The number of Chinese joining the superrich has slowed as well—the country’s millionaire club only grew 2.9% in 2013, a steep slowdown compared to 2011, when the number of millionaires grew at 9.7%. And overall GDP growth in China was 7.7% in 2013, still high by global standards but hovering barely above the country’s 14-year low.

That’s all meant an overall slowdown in spending on international brands, hurting a number of global luxury companies. Expensive spirits did not fare well last year, with companies like Remy Martin seeing sales of high-end cognac plummet at the end of 2013. Watches, which make up over one-fifth of the total Chinese luxury market, saw an 11% decline in 2013, and men’s brands like Cartier and Montblanc experienced decreases in popularity as well.

Why are China’s superrich suddenly reticent of buying into pomp and panache? President Xi Jinping, who took power in late 2012, is driving a vast anticorruption campaign from Beijing. Eighteen prominent officials were investigated for corruption in 2013, compared with an average of 5.8 probes in the years before. Bans on cigarettes and upscale liquors at official receptions, as well as public scrutiny are suppressing the country’s graft-by-gift-giving culture. Government officials who flaunt flashy watches beside wives with gaudy Goyard handbags are lambasted on social media websites and in the press.

“The effect has been that the rich have made much more subtle choices. They’ll take off their watch before they go up for a photo-shoot,” said Sage Brennan, an expert on luxury marketing in China and founder of the consulting group China Luxury Advisors.  “But then people will try to identify the shape of the tan-line on their wrist.”

A mid-level Chinese safety official, Yang Dacai was photographed at the scene of a deadly bus accident in Shanxi Province in 2012 wearing watches several times more expensive than his $15,000 salary. Outraged Chinese blogdom nicknamed him “Brother Watch,” and he was sentenced in September 2013 to 14 years in prison for corruption. It was a stern lesson to high-flying Chinese administrators, who often grease the wheels of business deals with under-the-table gifts.

“Everyone’s trying to weather the storm in Chinese officialdom,” Brennan added. “A lot of government officials boxed up some of those Chanel purses that were very obviously Chanel or Gucci and sent them here to their kids who are studying in the United States.”

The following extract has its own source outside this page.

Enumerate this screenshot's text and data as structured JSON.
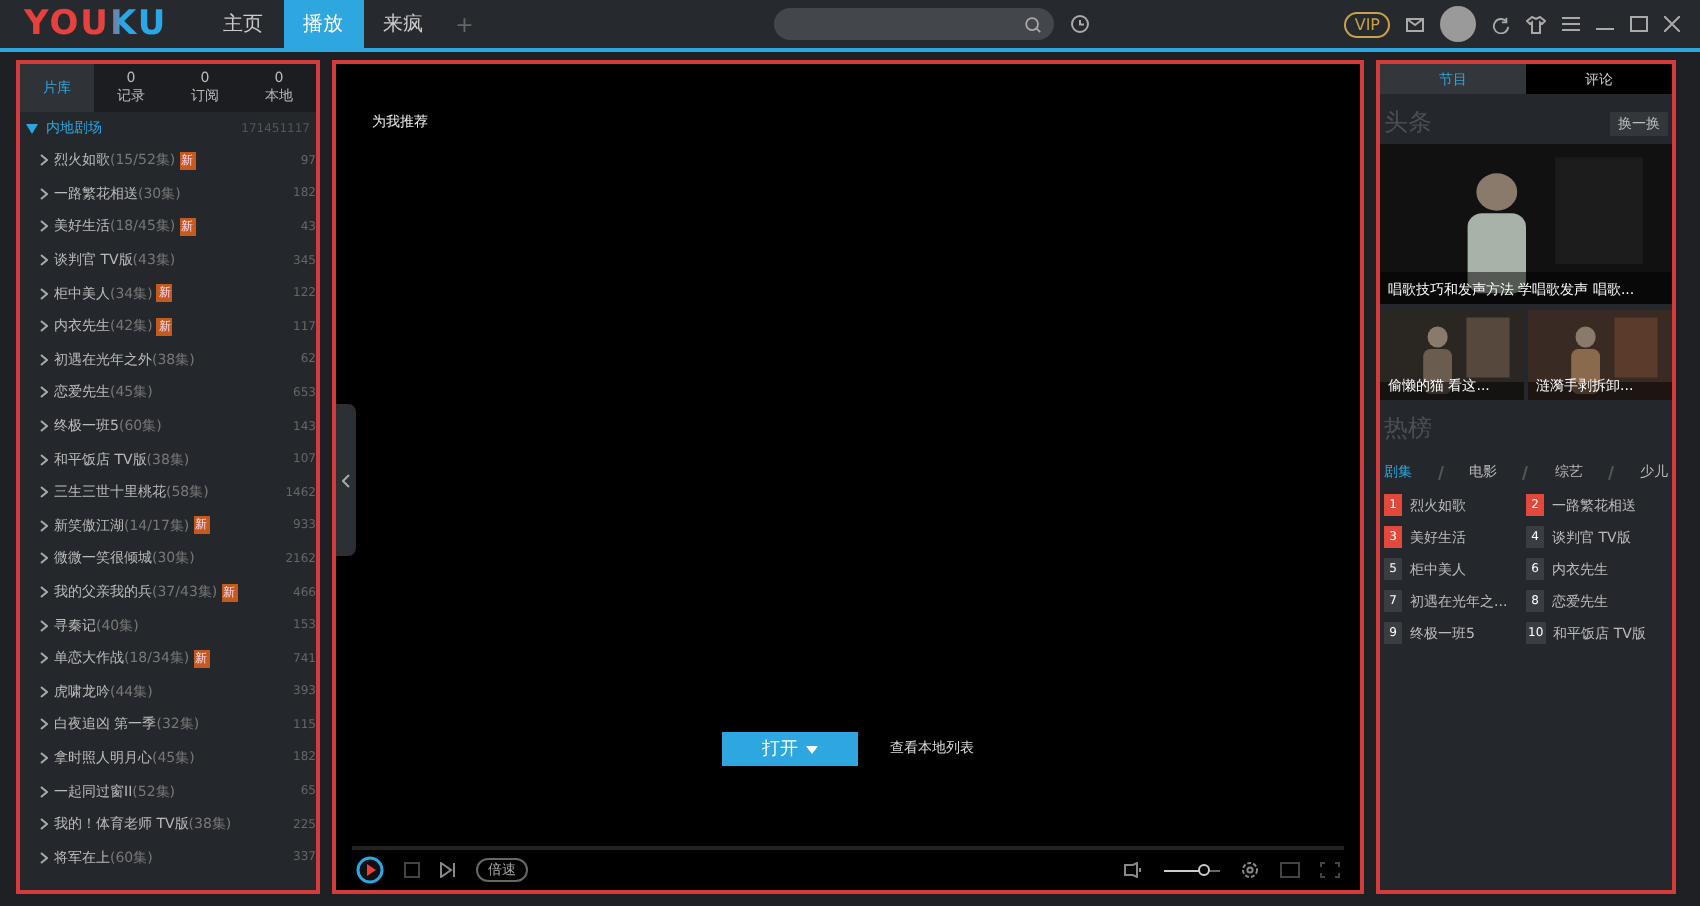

But the crackdown hasn’t entirely discouraged spending, and the Chinese are figuring out new ways to spend. Chinese consumers are now purchasing more luxury goods abroad, traveling to New York and Paris to buy handbags and pens, buying more than 60% of their luxury goods outside of the country. (In 2012, they were already far and away the world’s largest international tourism spenders, dishing out a total of $102 billion.) And they’re buying fewer flashy goods at home. Women, who are not as often in the discerning public eye, are buying goods at accelerating rates, with cosmetics and women’s apparel sales up 10% in 2013.

“There is a paradox at the heart of the Chinese entrepreneur,” the chief researcher for the Hurun Report, Rupert Hoogewerf said in the study. “On the one hand they want to stay discreet, and on the other hand, they are currently buying more Rolls-Royces and luxury watches than any other nation.”

China’s luxury market is still a hot target. Fashion icons like Coco Chanel and Elizabeth Taylor have an outsized influence in the country, and any brand associated with a celebrity gets immediate buzz in China’s active social media sphere, says Brennan. “A lot of the cachet comes from the value that’s inherent in these products because of the brand,” said Brennan, “and some of the people who have inspired these brands are famous.”